§ **Element data from apps and pages**:
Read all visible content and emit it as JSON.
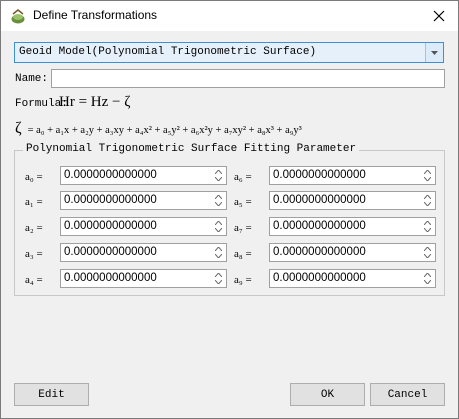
{
  "window": {
    "title": "Define Transformations"
  },
  "model_select": {
    "value": "Geoid Model(Polynomial Trigonometric Surface)"
  },
  "name": {
    "label": "Name:",
    "value": ""
  },
  "formula": {
    "label": "Formula:",
    "expression": "Hr = Hz − ζ",
    "zeta": "ζ",
    "polynomial": "= a₀ + a₁x + a₂y + a₃xy + a₄x² + a₅y² + a₆x²y + a₇xy² + a₈x³ + a₉y³"
  },
  "parameters": {
    "group_title": "Polynomial Trigonometric Surface Fitting Parameter",
    "left": [
      {
        "label": "a₀ =",
        "value": "0.0000000000000"
      },
      {
        "label": "a₁ =",
        "value": "0.0000000000000"
      },
      {
        "label": "a₂ =",
        "value": "0.0000000000000"
      },
      {
        "label": "a₃ =",
        "value": "0.0000000000000"
      },
      {
        "label": "a₄ =",
        "value": "0.0000000000000"
      }
    ],
    "right": [
      {
        "label": "a₆ =",
        "value": "0.0000000000000"
      },
      {
        "label": "a₅ =",
        "value": "0.0000000000000"
      },
      {
        "label": "a₇ =",
        "value": "0.0000000000000"
      },
      {
        "label": "a₈ =",
        "value": "0.0000000000000"
      },
      {
        "label": "a₉ =",
        "value": "0.0000000000000"
      }
    ]
  },
  "buttons": {
    "edit": "Edit",
    "ok": "OK",
    "cancel": "Cancel"
  }
}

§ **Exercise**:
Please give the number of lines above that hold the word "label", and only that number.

§ **Answer to this task**:
12